If you're still living in your (former) home following the foreclosure sale, you go from homeowner to tenant after a deed has been recorded with a new owner's name. A common misconception is that you aren't legally a tenant unless you've entered a formal landlord–tenant relationship and agreed to pay rent. But, subject to a couple of exceptions, you're considered a tenant, typically termed a "tenant at will" or "tenant by sufferance."
Once you legally become a tenant, the property's new owner will probably evict you. The first step the new owner takes in an eviction is typically to send a written notice stating that you must move out.
How soon you'll get such a notice generally depends on who owns your house after the foreclosure sale: a third-party buyer or the foreclosing bank.
If, at the foreclosure sale, your house is sold to a third party, that new owner will likely want possession of the property as soon as possible. You might receive a termination notice days or weeks after the auction or sale. Exactly when you can expect this termination notice will depend on the new owner's agenda and the new owner's experience in removing tenants.
You can expect the notice to come sooner rather than later if the new owner wants to occupy the house and has experience evicting tenants. If, on the other hand, the new owner is a business that buys and resells foreclosed homes, you might experience a delay before you get a termination notice. And if the new owner is a novice in buying foreclosed homes and has no experience in evictions, you can expect a delay while the new owner finds a lawyer to handle the process.
If the property isn't sold to a new owner at the foreclosure sale—nobody makes a bid higher than the bank's credit bid—the foreclosing bank will end up with title to the property.
If your house is in an area where values are relatively stable, few other homes are for sale in the neighborhood, and it's in saleable condition, the bank will likely want you out quickly and move forward with an eviction. In some places, the bank includes an eviction as part of a judicial foreclosure, while in others, the bank has to file a separate proceeding after a nonjudicial foreclosure.
Your termination notice might be accompanied by an offer to pay you a lump sum if you leave the property by a specific time and leave it in good condition. This kind of offer is commonly called "cash for keys."

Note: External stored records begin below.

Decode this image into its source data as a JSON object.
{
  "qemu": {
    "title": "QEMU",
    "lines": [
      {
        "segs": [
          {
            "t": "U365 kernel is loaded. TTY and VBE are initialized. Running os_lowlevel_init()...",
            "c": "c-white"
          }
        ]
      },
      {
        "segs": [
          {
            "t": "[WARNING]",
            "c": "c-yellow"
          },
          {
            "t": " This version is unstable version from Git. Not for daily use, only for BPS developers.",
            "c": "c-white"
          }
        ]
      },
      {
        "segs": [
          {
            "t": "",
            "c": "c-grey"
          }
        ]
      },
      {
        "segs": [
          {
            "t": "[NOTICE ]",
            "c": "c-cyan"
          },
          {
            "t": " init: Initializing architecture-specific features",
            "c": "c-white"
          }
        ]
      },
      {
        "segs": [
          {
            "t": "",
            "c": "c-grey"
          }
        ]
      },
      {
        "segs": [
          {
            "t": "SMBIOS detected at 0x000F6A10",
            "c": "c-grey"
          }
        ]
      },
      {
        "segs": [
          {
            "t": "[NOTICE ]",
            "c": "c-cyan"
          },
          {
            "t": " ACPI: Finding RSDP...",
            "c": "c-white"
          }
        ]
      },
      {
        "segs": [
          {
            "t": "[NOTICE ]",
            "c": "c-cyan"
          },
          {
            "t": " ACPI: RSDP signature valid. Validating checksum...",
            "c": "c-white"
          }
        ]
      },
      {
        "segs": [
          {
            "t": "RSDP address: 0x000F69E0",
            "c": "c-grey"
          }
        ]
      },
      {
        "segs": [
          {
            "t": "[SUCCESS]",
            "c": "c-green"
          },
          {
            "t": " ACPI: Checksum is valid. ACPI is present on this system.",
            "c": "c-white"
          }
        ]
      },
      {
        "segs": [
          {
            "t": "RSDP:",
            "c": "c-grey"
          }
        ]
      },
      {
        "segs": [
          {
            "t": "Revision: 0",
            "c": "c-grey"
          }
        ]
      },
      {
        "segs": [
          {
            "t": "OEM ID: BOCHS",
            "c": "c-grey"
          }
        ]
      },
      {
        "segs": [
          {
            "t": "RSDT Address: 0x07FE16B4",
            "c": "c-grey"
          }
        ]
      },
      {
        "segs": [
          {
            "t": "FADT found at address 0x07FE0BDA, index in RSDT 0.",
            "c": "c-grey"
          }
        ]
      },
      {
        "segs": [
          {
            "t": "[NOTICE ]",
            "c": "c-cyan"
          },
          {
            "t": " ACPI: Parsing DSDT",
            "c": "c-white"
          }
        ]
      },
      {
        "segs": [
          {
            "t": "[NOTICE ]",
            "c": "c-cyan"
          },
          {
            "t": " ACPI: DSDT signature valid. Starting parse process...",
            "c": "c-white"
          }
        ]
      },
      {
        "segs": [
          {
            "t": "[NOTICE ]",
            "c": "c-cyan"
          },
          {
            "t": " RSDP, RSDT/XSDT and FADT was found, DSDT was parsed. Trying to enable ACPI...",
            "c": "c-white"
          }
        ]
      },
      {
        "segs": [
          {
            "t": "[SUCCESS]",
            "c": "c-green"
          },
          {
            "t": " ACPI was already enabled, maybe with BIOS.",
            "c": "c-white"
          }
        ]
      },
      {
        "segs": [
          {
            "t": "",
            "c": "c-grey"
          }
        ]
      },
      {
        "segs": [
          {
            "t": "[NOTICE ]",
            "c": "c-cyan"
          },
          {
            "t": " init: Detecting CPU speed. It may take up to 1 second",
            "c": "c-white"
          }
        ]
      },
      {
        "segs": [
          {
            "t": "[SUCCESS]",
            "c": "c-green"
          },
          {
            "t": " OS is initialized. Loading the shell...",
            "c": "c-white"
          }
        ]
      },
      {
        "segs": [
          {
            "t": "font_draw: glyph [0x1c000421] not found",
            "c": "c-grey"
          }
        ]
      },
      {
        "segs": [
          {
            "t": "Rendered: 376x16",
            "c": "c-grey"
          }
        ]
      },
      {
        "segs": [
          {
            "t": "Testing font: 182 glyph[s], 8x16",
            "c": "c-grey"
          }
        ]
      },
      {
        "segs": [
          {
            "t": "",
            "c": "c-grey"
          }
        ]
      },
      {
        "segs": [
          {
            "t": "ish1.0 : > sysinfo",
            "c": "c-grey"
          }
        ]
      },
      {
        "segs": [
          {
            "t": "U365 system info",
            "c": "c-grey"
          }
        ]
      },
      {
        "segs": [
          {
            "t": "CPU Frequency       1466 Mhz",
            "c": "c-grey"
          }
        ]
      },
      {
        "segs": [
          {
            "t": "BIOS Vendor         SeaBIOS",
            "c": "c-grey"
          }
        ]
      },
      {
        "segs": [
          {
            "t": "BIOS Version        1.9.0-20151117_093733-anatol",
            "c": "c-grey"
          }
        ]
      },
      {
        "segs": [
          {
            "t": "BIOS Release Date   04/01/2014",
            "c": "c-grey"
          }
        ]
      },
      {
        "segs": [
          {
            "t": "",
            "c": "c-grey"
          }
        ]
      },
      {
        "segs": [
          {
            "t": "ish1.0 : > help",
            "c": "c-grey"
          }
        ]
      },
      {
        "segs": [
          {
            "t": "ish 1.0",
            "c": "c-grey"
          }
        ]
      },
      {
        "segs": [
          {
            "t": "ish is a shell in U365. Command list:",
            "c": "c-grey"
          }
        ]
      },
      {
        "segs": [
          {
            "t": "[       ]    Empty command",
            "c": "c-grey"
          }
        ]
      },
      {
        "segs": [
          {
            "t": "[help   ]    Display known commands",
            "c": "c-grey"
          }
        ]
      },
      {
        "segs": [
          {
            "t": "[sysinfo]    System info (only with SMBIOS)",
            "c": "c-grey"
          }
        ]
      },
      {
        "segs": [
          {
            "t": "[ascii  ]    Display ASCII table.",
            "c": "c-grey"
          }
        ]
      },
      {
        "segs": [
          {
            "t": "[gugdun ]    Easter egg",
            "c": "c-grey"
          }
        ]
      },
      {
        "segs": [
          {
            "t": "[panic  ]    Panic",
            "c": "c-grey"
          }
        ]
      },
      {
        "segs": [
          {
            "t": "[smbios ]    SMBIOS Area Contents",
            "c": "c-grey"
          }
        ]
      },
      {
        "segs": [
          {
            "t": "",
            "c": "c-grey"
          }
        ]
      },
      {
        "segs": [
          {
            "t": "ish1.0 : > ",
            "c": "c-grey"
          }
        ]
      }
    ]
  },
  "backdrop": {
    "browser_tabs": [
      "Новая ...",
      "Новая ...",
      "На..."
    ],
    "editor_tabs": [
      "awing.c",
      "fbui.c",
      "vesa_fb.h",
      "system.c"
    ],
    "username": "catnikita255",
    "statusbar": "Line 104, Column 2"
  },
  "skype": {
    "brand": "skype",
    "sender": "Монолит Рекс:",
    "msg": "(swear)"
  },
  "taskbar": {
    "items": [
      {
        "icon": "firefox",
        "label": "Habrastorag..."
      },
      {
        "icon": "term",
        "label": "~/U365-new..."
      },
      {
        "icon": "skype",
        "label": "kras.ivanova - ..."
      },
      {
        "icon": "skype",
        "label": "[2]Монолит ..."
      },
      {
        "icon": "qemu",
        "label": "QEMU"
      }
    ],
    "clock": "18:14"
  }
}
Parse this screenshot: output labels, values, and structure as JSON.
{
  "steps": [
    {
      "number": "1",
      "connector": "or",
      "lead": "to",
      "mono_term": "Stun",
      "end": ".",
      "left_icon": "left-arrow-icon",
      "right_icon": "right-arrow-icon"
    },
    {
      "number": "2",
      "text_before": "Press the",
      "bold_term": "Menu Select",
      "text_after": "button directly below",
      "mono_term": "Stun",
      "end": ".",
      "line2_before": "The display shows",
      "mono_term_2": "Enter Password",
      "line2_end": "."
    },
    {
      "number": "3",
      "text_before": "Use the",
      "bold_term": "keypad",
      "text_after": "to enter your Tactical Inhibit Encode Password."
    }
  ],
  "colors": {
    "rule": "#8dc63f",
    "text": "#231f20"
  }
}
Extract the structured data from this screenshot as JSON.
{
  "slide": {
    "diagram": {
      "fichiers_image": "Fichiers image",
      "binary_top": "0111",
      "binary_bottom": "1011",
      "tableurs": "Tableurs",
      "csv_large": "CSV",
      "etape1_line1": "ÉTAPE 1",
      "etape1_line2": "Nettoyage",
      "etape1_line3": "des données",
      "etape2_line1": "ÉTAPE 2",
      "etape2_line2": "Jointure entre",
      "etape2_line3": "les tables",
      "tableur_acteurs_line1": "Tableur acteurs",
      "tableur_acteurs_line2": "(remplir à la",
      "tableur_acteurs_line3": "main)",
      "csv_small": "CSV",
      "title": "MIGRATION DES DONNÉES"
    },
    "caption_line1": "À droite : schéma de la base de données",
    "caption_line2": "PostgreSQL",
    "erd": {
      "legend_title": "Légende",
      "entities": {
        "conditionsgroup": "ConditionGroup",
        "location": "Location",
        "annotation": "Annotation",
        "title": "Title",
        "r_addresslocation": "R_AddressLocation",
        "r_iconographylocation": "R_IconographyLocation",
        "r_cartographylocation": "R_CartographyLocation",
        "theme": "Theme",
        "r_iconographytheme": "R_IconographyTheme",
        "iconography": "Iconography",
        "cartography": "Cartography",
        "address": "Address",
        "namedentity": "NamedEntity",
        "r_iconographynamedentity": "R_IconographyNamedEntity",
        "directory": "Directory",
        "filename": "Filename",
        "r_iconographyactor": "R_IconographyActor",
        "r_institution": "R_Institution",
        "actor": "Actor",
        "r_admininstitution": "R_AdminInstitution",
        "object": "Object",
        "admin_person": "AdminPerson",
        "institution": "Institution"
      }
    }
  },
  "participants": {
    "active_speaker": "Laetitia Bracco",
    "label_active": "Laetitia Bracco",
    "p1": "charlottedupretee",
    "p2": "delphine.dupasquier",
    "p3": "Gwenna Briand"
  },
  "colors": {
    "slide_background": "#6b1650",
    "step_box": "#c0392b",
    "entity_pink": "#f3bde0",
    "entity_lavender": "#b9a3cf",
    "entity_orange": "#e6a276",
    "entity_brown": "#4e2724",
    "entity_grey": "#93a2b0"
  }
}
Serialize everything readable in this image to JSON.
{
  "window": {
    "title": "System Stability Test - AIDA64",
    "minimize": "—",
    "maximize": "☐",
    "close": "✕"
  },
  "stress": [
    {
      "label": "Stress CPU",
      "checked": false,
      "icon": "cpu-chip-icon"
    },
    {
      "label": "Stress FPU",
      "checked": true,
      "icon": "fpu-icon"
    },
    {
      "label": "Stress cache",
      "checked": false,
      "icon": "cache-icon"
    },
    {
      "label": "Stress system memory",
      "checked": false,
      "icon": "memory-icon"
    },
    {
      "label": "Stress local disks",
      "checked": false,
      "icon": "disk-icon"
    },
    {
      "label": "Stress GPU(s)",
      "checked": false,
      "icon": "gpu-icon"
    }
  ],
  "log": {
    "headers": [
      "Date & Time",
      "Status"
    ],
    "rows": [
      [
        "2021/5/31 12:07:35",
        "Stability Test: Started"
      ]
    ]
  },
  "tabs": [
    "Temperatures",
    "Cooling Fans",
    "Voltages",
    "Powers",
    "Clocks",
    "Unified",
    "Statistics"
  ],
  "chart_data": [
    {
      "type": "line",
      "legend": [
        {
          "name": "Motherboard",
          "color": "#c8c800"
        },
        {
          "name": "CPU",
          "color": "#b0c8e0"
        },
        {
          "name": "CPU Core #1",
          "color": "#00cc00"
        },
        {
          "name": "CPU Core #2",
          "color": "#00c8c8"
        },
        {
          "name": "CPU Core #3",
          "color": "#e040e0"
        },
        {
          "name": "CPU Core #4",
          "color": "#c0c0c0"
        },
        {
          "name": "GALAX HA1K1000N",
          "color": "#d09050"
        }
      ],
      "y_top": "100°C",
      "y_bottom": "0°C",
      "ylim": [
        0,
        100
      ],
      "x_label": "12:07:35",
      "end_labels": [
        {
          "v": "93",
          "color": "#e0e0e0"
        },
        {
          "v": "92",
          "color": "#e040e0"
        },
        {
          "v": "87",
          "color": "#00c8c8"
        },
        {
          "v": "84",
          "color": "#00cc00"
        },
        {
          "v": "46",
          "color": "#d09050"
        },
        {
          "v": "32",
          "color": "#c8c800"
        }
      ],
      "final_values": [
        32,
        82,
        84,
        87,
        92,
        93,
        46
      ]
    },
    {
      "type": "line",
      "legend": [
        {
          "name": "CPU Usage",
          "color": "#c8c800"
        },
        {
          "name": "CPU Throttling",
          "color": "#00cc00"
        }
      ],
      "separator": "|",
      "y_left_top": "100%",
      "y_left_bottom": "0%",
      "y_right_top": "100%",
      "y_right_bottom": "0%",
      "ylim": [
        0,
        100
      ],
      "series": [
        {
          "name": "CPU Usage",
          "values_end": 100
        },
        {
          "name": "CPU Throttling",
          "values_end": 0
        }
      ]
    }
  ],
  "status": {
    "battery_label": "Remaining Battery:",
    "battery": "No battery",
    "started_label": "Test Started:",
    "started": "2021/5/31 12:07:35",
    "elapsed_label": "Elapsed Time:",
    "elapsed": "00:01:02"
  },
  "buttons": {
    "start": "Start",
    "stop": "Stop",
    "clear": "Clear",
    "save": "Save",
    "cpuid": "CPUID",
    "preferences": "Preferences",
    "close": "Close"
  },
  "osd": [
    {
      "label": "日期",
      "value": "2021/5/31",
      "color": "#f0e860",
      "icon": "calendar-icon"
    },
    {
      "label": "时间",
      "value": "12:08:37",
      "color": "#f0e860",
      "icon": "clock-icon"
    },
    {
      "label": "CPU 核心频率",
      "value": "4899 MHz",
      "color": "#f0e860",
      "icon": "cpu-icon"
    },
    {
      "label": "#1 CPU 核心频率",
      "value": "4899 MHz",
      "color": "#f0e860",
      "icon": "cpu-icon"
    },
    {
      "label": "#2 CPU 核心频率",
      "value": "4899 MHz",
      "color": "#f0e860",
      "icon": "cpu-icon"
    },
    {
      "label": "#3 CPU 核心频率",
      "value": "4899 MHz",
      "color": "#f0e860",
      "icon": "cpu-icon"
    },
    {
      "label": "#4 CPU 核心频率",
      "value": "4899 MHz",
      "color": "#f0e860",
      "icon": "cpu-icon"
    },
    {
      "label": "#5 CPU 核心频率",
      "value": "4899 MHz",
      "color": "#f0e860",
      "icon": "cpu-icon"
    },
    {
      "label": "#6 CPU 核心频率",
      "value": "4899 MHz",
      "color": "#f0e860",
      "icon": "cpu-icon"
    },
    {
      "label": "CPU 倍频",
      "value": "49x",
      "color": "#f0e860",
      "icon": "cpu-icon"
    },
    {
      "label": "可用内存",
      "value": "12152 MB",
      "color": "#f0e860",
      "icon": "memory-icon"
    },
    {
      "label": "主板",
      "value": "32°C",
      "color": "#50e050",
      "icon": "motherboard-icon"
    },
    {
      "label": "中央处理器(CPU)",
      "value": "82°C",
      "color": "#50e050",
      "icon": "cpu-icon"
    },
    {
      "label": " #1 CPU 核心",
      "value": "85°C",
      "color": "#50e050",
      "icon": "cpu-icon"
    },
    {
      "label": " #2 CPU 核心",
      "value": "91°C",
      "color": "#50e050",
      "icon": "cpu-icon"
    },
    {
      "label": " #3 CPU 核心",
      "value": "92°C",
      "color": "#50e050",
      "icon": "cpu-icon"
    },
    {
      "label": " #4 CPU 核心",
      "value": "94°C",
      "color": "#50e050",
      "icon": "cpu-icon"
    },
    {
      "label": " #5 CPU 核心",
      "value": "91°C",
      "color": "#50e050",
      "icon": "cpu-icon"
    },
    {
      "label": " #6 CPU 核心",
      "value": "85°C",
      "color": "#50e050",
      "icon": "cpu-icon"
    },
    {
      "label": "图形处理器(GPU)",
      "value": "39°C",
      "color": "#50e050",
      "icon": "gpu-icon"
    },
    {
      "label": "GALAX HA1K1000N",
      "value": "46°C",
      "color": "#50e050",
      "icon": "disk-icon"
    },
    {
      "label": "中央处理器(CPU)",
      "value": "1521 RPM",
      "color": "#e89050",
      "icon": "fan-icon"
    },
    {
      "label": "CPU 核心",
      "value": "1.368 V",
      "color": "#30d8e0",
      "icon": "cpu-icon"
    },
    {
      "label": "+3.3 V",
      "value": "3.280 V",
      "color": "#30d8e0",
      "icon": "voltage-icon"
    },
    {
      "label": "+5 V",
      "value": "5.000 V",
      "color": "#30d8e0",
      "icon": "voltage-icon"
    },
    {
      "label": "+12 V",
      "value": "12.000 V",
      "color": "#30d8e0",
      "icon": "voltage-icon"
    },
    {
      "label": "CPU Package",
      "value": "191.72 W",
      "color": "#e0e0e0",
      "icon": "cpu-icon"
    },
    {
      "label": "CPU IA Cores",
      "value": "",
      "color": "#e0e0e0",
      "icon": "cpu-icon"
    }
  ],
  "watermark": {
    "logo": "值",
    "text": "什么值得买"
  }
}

Some former homeowners report offers as high as several thousand dollars, which, from the new owner's perspective, is usually cheap compared to what it would cost the owner if you dug in your heels and made a formal eviction necessary. Also, experience shows that unhappy former homeowners can do a remarkable amount of damage to a house if they think the new owner is being unreasonable.
Not all buyers or banks will make this sort of offer and might be willing to spend hundreds or even thousands of dollars in lawyer fees to get you out. That said, you should always be willing to propose a move-out bonus if the new owner doesn't. And if the new owner does propose one, you shouldn't be shy about negotiating for a higher amount.
If you're uncomfortable negotiating a cash-for-keys deal or have questions about how long you can legally live in the property, consider talking to a foreclosure attorney. A lawyer can explain your options before and after a foreclosure sale, inform you about foreclosure procedures in your state, and help you work out a cash-for-keys deal to help cover your relocation costs.
If you can't afford to hire a lawyer, contact a HUD-approved housing counselor.